In November 2019, Reddie & Grose reported on a decision of the UK IPO in relation to a partially-successful opposition by Unilever PLC to UK Application No 3298871. The applicant’s appeal against this decision has now been dismissed, despite an acknowledgement from the Appointed Person that “valid criticisms” had been made about Unilever’s evidence of use as part of their opposition. This case confirms the well-established principle that it is not essential to file specific types of evidence in order to prove use of a mark, but that the evidence as a whole must demonstrate genuine use. It also suggests that genuine use of a mark may be found even if the evidence filed relates to a precursor of the protected goods, rather than the protected goods themselves: in this case, the relevant protected goods were “ice cream”, while the evidence primarily related to sales of ice cream mix.
The owner of an earlier mark which had been recognised as famous in China was unsuccessful in an opposition to an EUTM application based on prior registrations of variants on that mark. However, they subsequently succeeded in a cancellation action, in which they alleged that the Registrant (originally from China) must have been aware of their mark and had acted in bad faith in registering it.

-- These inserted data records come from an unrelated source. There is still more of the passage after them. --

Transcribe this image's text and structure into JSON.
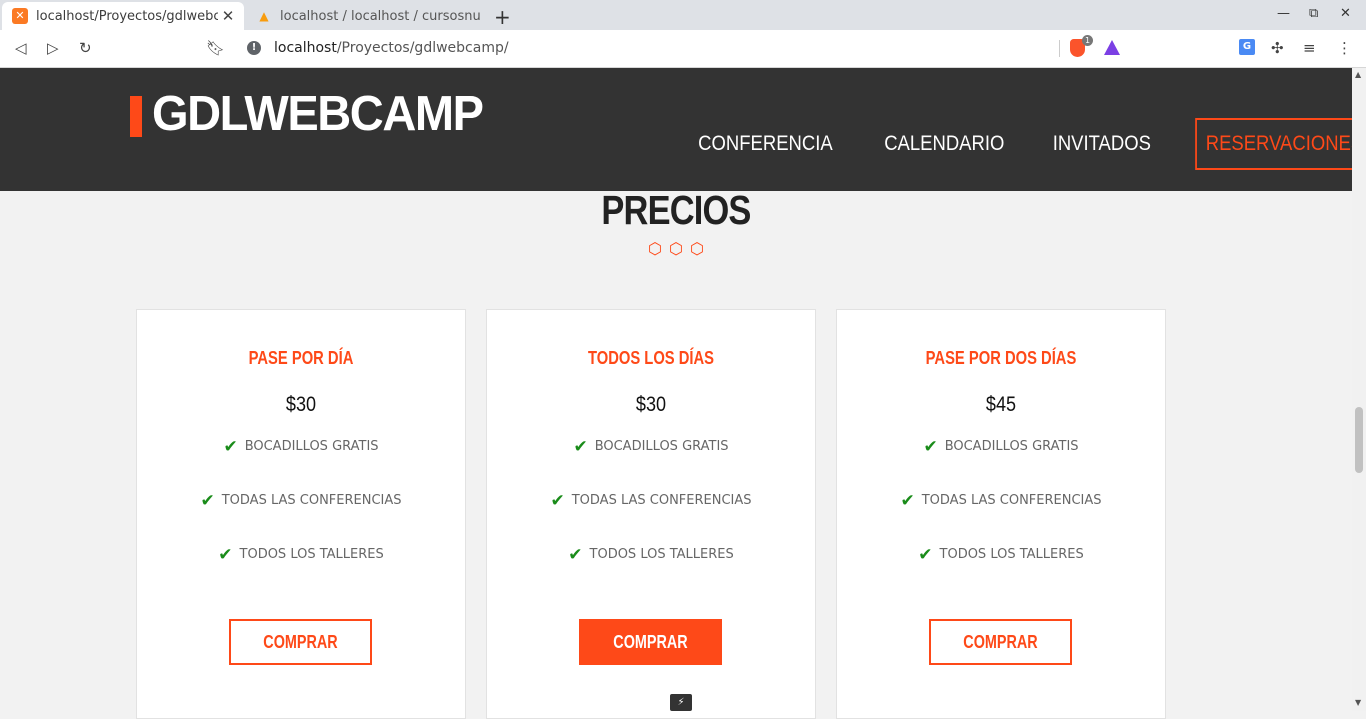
{
  "browser": {
    "tabs": [
      {
        "title": "localhost/Proyectos/gdlwebc",
        "favicon": "xampp-icon"
      },
      {
        "title": "localhost / localhost / cursosnu",
        "favicon": "phpmyadmin-icon"
      }
    ],
    "url_host": "localhost",
    "url_path": "/Proyectos/gdlwebcamp/",
    "brave_badge_count": "1"
  },
  "site": {
    "logo": "GDLWEBCAMP",
    "nav": [
      "CONFERENCIA",
      "CALENDARIO",
      "INVITADOS",
      "RESERVACIONES"
    ],
    "accent_color": "#fe4918"
  },
  "section": {
    "title": "PRECIOS"
  },
  "plans": [
    {
      "name": "PASE POR DÍA",
      "price": "$30",
      "features": [
        "BOCADILLOS GRATIS",
        "TODAS LAS CONFERENCIAS",
        "TODOS LOS TALLERES"
      ],
      "button": "COMPRAR"
    },
    {
      "name": "TODOS LOS DÍAS",
      "price": "$30",
      "features": [
        "BOCADILLOS GRATIS",
        "TODAS LAS CONFERENCIAS",
        "TODOS LOS TALLERES"
      ],
      "button": "COMPRAR"
    },
    {
      "name": "PASE POR DOS DÍAS",
      "price": "$45",
      "features": [
        "BOCADILLOS GRATIS",
        "TODAS LAS CONFERENCIAS",
        "TODOS LOS TALLERES"
      ],
      "button": "COMPRAR"
    }
  ]
}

A recent decision of the UK IPO in opposition proceedings illustrates the need to be able to supply appropriate and adequate evidence of use if an Opponent relies on an earlier right which has been registered for more than 5 years. It also serves as a reminder that you will not be awarded costs even if you are the winning party, unless you actually ask for them!